  • Backyard birds feeding. Don’t stop feeding the birds even during the spring and summer seasons. Dutifully maintain your bird feeders. Why? Even though we’re now past the winter season and there is more food available for the birds, having these feathery friends frequent your garden serves several purposes. First, they bring life and excitement to your backyard by turning it into a bird sanctuary. Second, your singing friends will thank you for your generosity by providing you with hours of entertainment, and by eating insect pests that harm your ornamental trees and shrubs. So bring life and excitement to your backyard by turning it into a bird sanctuary.  
  • Vegetable garden. Start making plans for your vegetable garden. Once the soil has dried out, you can begin working it for planting our veggies. Usually this will occur in late April or early May and sometimes later depending on the weather. The earlier you plant, the sooner you’ll be feeding on delicious veggies from your own garden! 
  • Planting trees and shrubs. This is a good time of the year to plant trees and shrubs. Visit your local nursery and select your favorite ornamental shrubs and shade trees. After planting your new shrubs, just make sure that you water them well immediately and regularly subsequently for the first two or three summers until their roots get established. During warm weather (in the 60s to low 80s), deep root water once per week. During hot weather (mid-80s and higher) deep root water at least twice per week.
  • Fertilizing shrubs. Fertilize your ornamental shrubs with a slow release fertilizer. If the shrubs have a layer of barkdust or other mulch around them, rake the mulch away and apply the fertilize to the bare dirt, so that it actually reaches the plant’s root zone.

Rose Care

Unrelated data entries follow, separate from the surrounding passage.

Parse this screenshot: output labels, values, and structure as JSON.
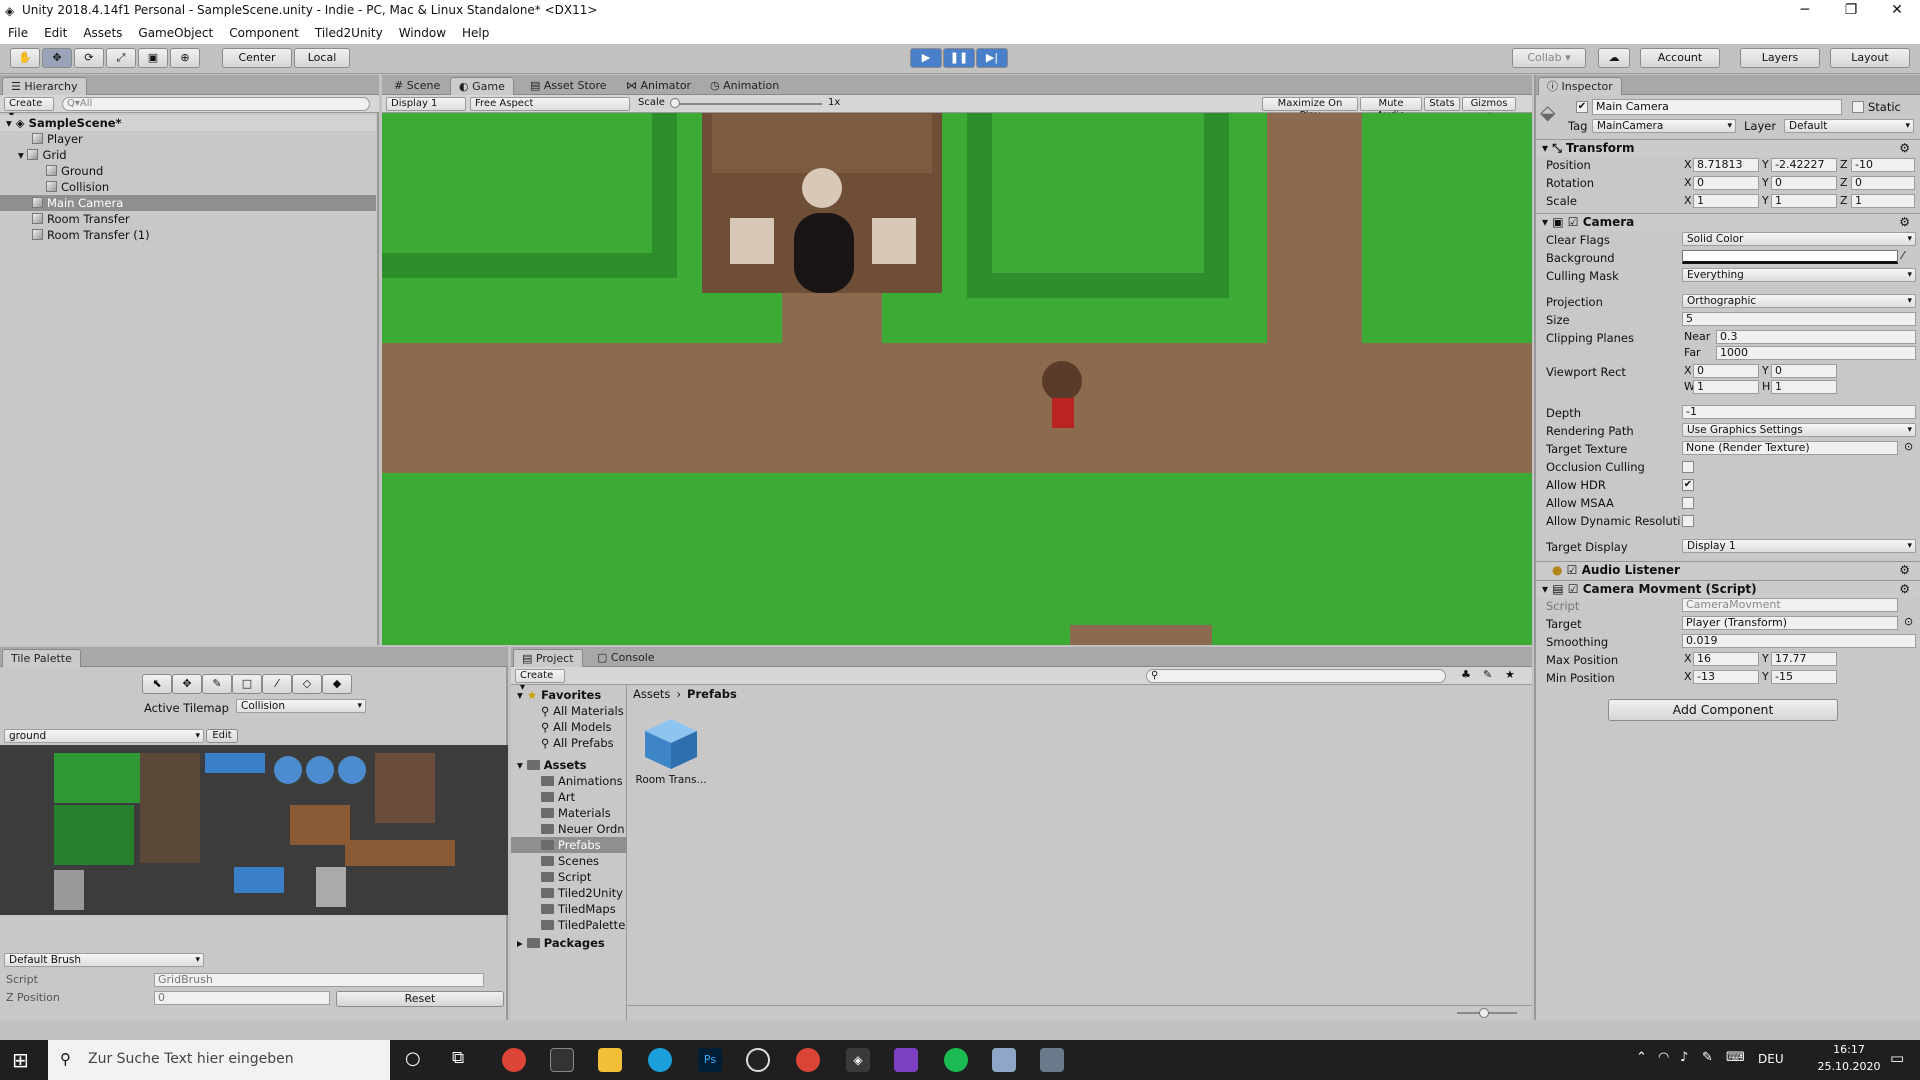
{
  "window": {
    "title": "Unity 2018.4.14f1 Personal - SampleScene.unity - Indie - PC, Mac & Linux Standalone* <DX11>",
    "minimize": "─",
    "maximize": "❐",
    "close": "✕"
  },
  "menu": [
    "File",
    "Edit",
    "Assets",
    "GameObject",
    "Component",
    "Tiled2Unity",
    "Window",
    "Help"
  ],
  "toolbar": {
    "pivot": "Center",
    "space": "Local",
    "collab": "Collab ▾",
    "account": "Account",
    "layers": "Layers",
    "layout": "Layout"
  },
  "hierarchy": {
    "tab": "Hierarchy",
    "create": "Create ▾",
    "search_placeholder": "Q▾All",
    "scene": "SampleScene*",
    "items": [
      {
        "label": "Player"
      },
      {
        "label": "Grid"
      },
      {
        "label": "Ground"
      },
      {
        "label": "Collision"
      },
      {
        "label": "Main Camera"
      },
      {
        "label": "Room Transfer"
      },
      {
        "label": "Room Transfer (1)"
      }
    ]
  },
  "center_tabs": [
    "Scene",
    "Game",
    "Asset Store",
    "Animator",
    "Animation"
  ],
  "game_bar": {
    "display": "Display 1",
    "aspect": "Free Aspect",
    "scale_label": "Scale",
    "scale_value": "1x",
    "maximize": "Maximize On Play",
    "mute": "Mute Audio",
    "stats": "Stats",
    "gizmos": "Gizmos ▾"
  },
  "tile_palette": {
    "tab": "Tile Palette",
    "active_tilemap_label": "Active Tilemap",
    "active_tilemap": "Collision",
    "palette": "ground",
    "edit": "Edit",
    "brush": "Default Brush",
    "script_label": "Script",
    "script_value": "GridBrush",
    "zpos_label": "Z Position",
    "zpos_value": "0",
    "reset": "Reset"
  },
  "project": {
    "tabs": [
      "Project",
      "Console"
    ],
    "create": "Create ▾",
    "favorites": "Favorites",
    "fav_items": [
      "All Materials",
      "All Models",
      "All Prefabs"
    ],
    "assets": "Assets",
    "folders": [
      "Animations",
      "Art",
      "Materials",
      "Neuer Ordn",
      "Prefabs",
      "Scenes",
      "Script",
      "Tiled2Unity",
      "TiledMaps",
      "TiledPalette"
    ],
    "packages": "Packages",
    "breadcrumb": [
      "Assets",
      "Prefabs"
    ],
    "files": [
      {
        "label": "Room Trans..."
      }
    ]
  },
  "inspector": {
    "tab": "Inspector",
    "object_name": "Main Camera",
    "static_label": "Static",
    "tag_label": "Tag",
    "tag": "MainCamera",
    "layer_label": "Layer",
    "layer": "Default",
    "transform": {
      "title": "Transform",
      "position_label": "Position",
      "pos": [
        "8.71813",
        "-2.42227",
        "-10"
      ],
      "rotation_label": "Rotation",
      "rot": [
        "0",
        "0",
        "0"
      ],
      "scale_label": "Scale",
      "scale": [
        "1",
        "1",
        "1"
      ]
    },
    "camera": {
      "title": "Camera",
      "clear_flags_label": "Clear Flags",
      "clear_flags": "Solid Color",
      "background_label": "Background",
      "culling_label": "Culling Mask",
      "culling": "Everything",
      "projection_label": "Projection",
      "projection": "Orthographic",
      "size_label": "Size",
      "size": "5",
      "clipping_label": "Clipping Planes",
      "near_label": "Near",
      "near": "0.3",
      "far_label": "Far",
      "far": "1000",
      "viewport_label": "Viewport Rect",
      "vp": [
        "0",
        "0",
        "1",
        "1"
      ],
      "depth_label": "Depth",
      "depth": "-1",
      "rendering_label": "Rendering Path",
      "rendering": "Use Graphics Settings",
      "target_texture_label": "Target Texture",
      "target_texture": "None (Render Texture)",
      "occlusion_label": "Occlusion Culling",
      "hdr_label": "Allow HDR",
      "msaa_label": "Allow MSAA",
      "dyn_label": "Allow Dynamic Resoluti",
      "target_display_label": "Target Display",
      "target_display": "Display 1"
    },
    "audio_listener": {
      "title": "Audio Listener"
    },
    "movement": {
      "title": "Camera Movment (Script)",
      "script_label": "Script",
      "script": "CameraMovment",
      "target_label": "Target",
      "target": "Player (Transform)",
      "smoothing_label": "Smoothing",
      "smoothing": "0.019",
      "maxpos_label": "Max Position",
      "maxpos": [
        "16",
        "17.77"
      ],
      "minpos_label": "Min Position",
      "minpos": [
        "-13",
        "-15"
      ]
    },
    "add_component": "Add Component"
  },
  "axis": {
    "x": "X",
    "y": "Y",
    "z": "Z",
    "w": "W",
    "h": "H"
  },
  "taskbar": {
    "search_placeholder": "Zur Suche Text hier eingeben",
    "lang": "DEU",
    "time": "16:17",
    "date": "25.10.2020"
  }
}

  • Late spring, summer and into early fall: During prolonged warm, dry weather, deep root water your roses at least once a week. A rose needs five gallons of water per plant per week.
  • As needed, remove spent flowers after they are done blooming.
  • End of June: Fertilize roses again.
  • During hot summer weather: Spray roses with water (not in the morning, though) to cool them down, and spray top and undersides of leaves to wash off pests such as spider mites and aphids.

Lawn Care

  • Lawn grubs. If lawn grubs are an issue in your lawn, prevent further damage by applying a grub-control product that continues to work throughout the season. The best time to do this is while doing lawn maintenance activities in early June.